Pub Race Coming of Age Portends a Culture Shift
It required a swim in the Atlantic Ocean, but I got my “Hangover Classic” glass.
Posted Thursday, 8 January, 2004
That makes two. I got one last time I ran this New Year’s Day event three years ago.
Much had changed. The venue was new. The course was different. The field was larger. The race felt different. It was like when you see a familiar youngster after a long separation and they are a foot taller. You are still glad to see the niece or nephew but you are forced to say, “My Goodness, look at you!”
There are many ‘pub’ races in the area. Most pub races were started as an excuse to drink beer in the time honored tradition of sports and alcohol. They are the result of members’ efforts to smear a veneer of legitimacy across the act of hanging out in a bar with your running buddies all weekend.
I’m sure the original guys who decided to run a 10k and go swimming in the ocean on New Year’s day never thought it would grow into more than 680 participants.
One of the things I noticed this year was that the crowd was a lot better dressed. This was not the motley collection of sweatshirts and ski caps that greeted me in 2001. All the local clubs were in their matching uniforms, like at the Mill Cities Relay. There was also an abundance of Boston Marathon logo-wear.
It impressed me as slightly odd that runners should be making an effort to look good for a pub race on New Year’s Day. I was intimidated that I would soon be competing against all these apparently proud veterans of many marathons. I introduced myself to two healthy looking young gentlemen in matching Boston 2003 outfits while stretching.
“So, you guys run Boston?” Says I,
“Yeah, last year.”
“How’d you do?”
“Well, Bob hear ran a 4:15, but the heat got to me…”
It turns out these guys earned their stripes by raising $5,000 bucks for a charity. Looking around, I thought there was definitely a culture shift going on.
I’m probably the last one to notice, but the sport is becoming mainstream. It is either a ‘good’ thing or a ‘bad’ thing, depending on your point of view. But, regardless of my or your point of view, change is happening and it is a symptom of a broader cultural shift.
I wondered how the numbers had changed in three years, and if they support my hypothesis that a broader swath of the American public no longer sees running on New Years Morning as aberrant behavior?
I did some research. I compared the results from the two races I ran. The 2001 race had 620 finishers. The 2004 race had 689 finishers. That’s a nice increase of 11% overall.
But, are more ‘new-runners’ running? Or are these races just getting better pull? One thing that supports the ‘new-runner’ hypothesis is that the number of 10K runners was almost exactly the same this year as three years ago, however, the less-taxing 5K participation jumped by 25%.
What about the quality of the field? I took a sample reference point from the middle of the pack. This guy, (we’ll call him AverageGuyRunner) ran 41:33 in 2001 for a 56th place finish. That same pace in 2004 would have put him in 56th place. No change in the mid pack.

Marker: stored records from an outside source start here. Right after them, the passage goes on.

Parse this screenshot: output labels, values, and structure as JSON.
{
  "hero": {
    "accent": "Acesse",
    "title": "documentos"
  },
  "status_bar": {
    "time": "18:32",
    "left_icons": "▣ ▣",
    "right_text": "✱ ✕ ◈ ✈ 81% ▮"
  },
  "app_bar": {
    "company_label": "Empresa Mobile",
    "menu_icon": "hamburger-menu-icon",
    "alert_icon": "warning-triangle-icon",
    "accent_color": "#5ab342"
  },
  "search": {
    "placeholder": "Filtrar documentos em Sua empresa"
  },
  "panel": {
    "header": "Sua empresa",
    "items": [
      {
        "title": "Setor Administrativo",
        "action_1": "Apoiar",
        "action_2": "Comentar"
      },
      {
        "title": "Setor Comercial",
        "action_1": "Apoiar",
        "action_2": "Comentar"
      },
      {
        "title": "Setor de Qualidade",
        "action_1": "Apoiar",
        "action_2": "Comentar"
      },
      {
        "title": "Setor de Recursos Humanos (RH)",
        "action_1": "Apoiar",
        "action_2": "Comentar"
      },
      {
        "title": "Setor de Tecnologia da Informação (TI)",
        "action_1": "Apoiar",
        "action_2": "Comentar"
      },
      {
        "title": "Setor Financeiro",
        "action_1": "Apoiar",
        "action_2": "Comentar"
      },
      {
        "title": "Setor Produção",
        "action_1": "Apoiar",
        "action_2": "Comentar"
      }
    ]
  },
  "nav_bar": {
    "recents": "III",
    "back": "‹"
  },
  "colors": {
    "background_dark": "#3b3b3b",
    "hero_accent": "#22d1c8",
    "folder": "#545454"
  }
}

I bet that if someone (who can figure out the formulas in Excel) did a statistical survey of local results over the last 5 years, they would discover some trends. I bet the overall average pace is dropping as participation increases. I bet there are substantially more women running. I bet the field is getting older, on average. That’s what it looks like to me.
Now, getting back to whether it’s a ‘good’ thing or a ‘bad’ thing… It’s definitely good for local events that are reaching more people. It’s definitely making the sport more accessible and inclusive. It raises the quality of the sport for everybody.
It makes you wonder what is going to happen when the sports marketing people smell money in the trend. What bombastic marketing barrage will we be subjected too? Will we be seeing J-Lo sporting a B.A.A. cap at a press conference? Are we to become, heaven forbid, ‘trendy’?
I would also venture to say that these trends are bad for the traditionalist. The reclusive recidivists who, despite their warm talk, like to think of their sport as a ‘fringe’ activity. They will just have to continue to find refuge in their ultra-marathons and other extreme variations.
Perhaps I think too much. I had a blast at the race. The race was fun. The course was flat and forgiving. The weather was warm, (for New England). The race was well organized. The après party was happy and hopping. The free beer flowed. The people were nice, and the water was cold, but felt great on my tired old legs.
Still, I couldn’t help but wonder if those two young men in the nice active-wear would be surprised to know that Bill Rodgers won Boston, (and set a course/American record) in a T-shirt that he hand lettered with a marker before the race?